It uses two dissimilar metals, one exposed to the stove’s high temperature, the other to the cooler surrounding air. This difference creates electricity, like magic!
How Do Heat Powered Stove Fans Work: A Closer Look at the Thermoelectric Phenomenon
The heart of a heat powered wood stove fan is the Peltier device. It’s the part that takes heat difference and turns it into power. It’s nestled in the heat sink of the fan, keeping the cool side cool.
This is essential as the bigger the heat difference, the more power is generated. So, whether it’s a traditional wood stove fan or one designed for most stoves, they all work on this clever phenomenon. It’s science at work, right in your living room, helping keep it warm and cozy.

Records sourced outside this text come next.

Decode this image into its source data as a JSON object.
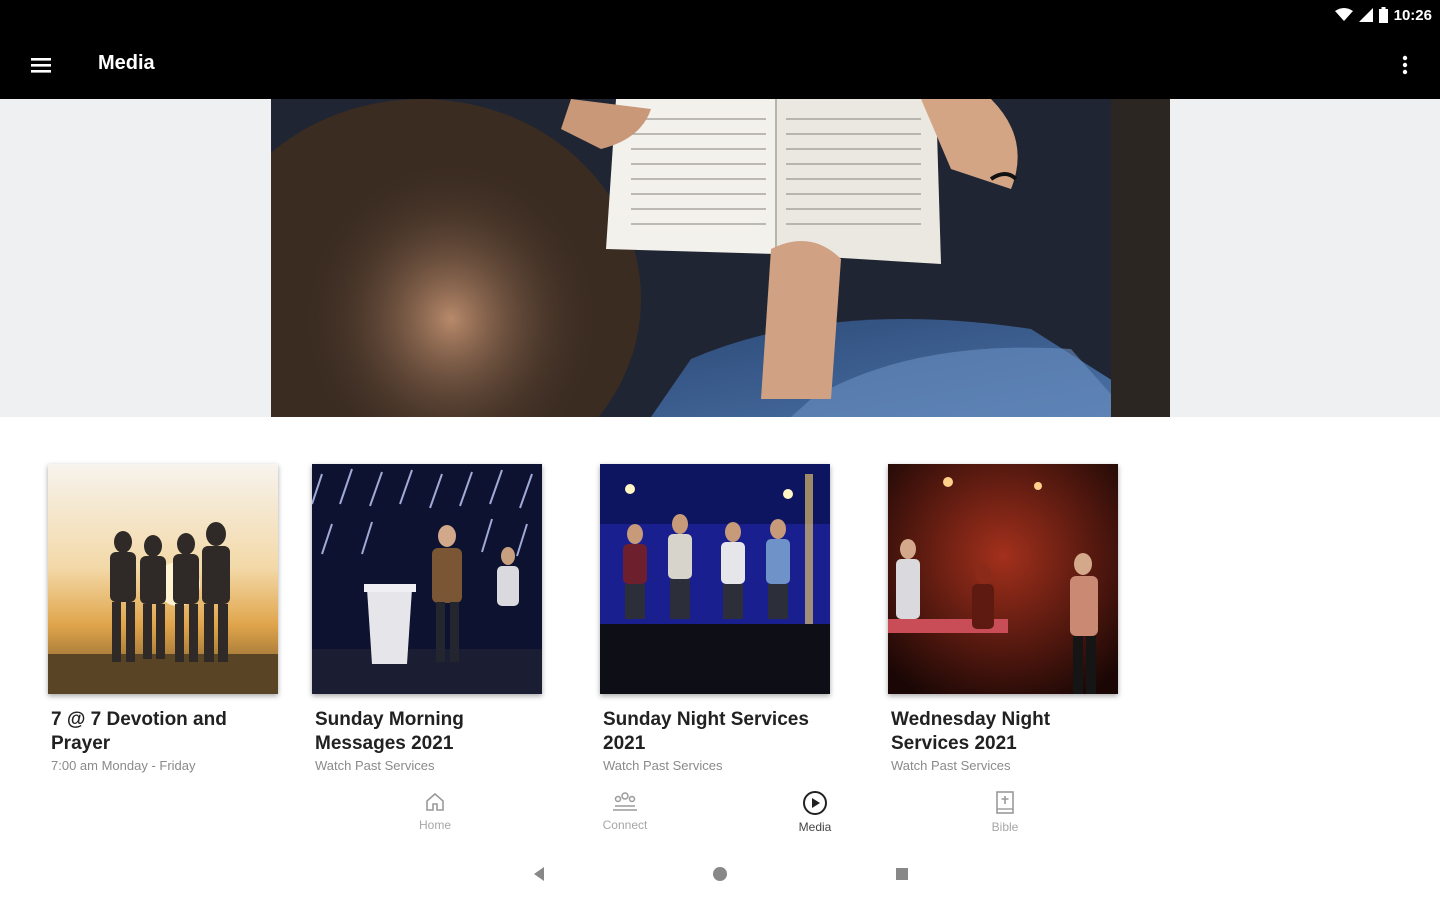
{
  "status_bar": {
    "time": "10:26"
  },
  "app_bar": {
    "title": "Media",
    "menu_icon": "menu-icon",
    "overflow_icon": "more-vert-icon"
  },
  "hero": {
    "description_icon": "open-bible-photo"
  },
  "cards": [
    {
      "title": "7 @ 7 Devotion and Prayer",
      "subtitle": "7:00 am Monday - Friday"
    },
    {
      "title": "Sunday Morning Messages 2021",
      "subtitle": "Watch Past Services"
    },
    {
      "title": "Sunday Night Services 2021",
      "subtitle": "Watch Past Services"
    },
    {
      "title": "Wednesday Night Services 2021",
      "subtitle": "Watch Past Services"
    }
  ],
  "bottom_nav": [
    {
      "label": "Home",
      "icon": "home-icon"
    },
    {
      "label": "Connect",
      "icon": "people-icon"
    },
    {
      "label": "Media",
      "icon": "play-circle-icon",
      "active": true
    },
    {
      "label": "Bible",
      "icon": "bible-icon"
    }
  ],
  "colors": {
    "app_bar": "#000000",
    "hero_band": "#eff0f2",
    "text_primary": "#212121",
    "text_secondary": "#8a8a8a"
  }
}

The Value of Heat Powered Fans: Take Great Pride in Your Stove’s Complete Distribution Capacity
Do you love your stove? You should! It’s a wonderful source of heat. But to fully appreciate its warmth, consider a heat powered fan. Why? Because it lets your stove show off its complete distribution capacity!
These fans take the very high temperature from your stove, and instead of letting the heat rise to the ceiling, they push it out into the room. They’re like a traditional fan but need no batteries or plugs, just the heat from your stove.
Fuel consumption is a big deal too. With a fan, your wood stove fans also heat up the room faster and use less fuel.
So, using one wood stove fan or two wood stove fans makes your wood stove much more efficient.
Lastly, always check the model’s specifications. And keep an eye on the maximum temperature on your stove thermometer and avoid areas near the stove pipe where it could get too hot. After all, we want your fan to last and keep your home cozy for many years!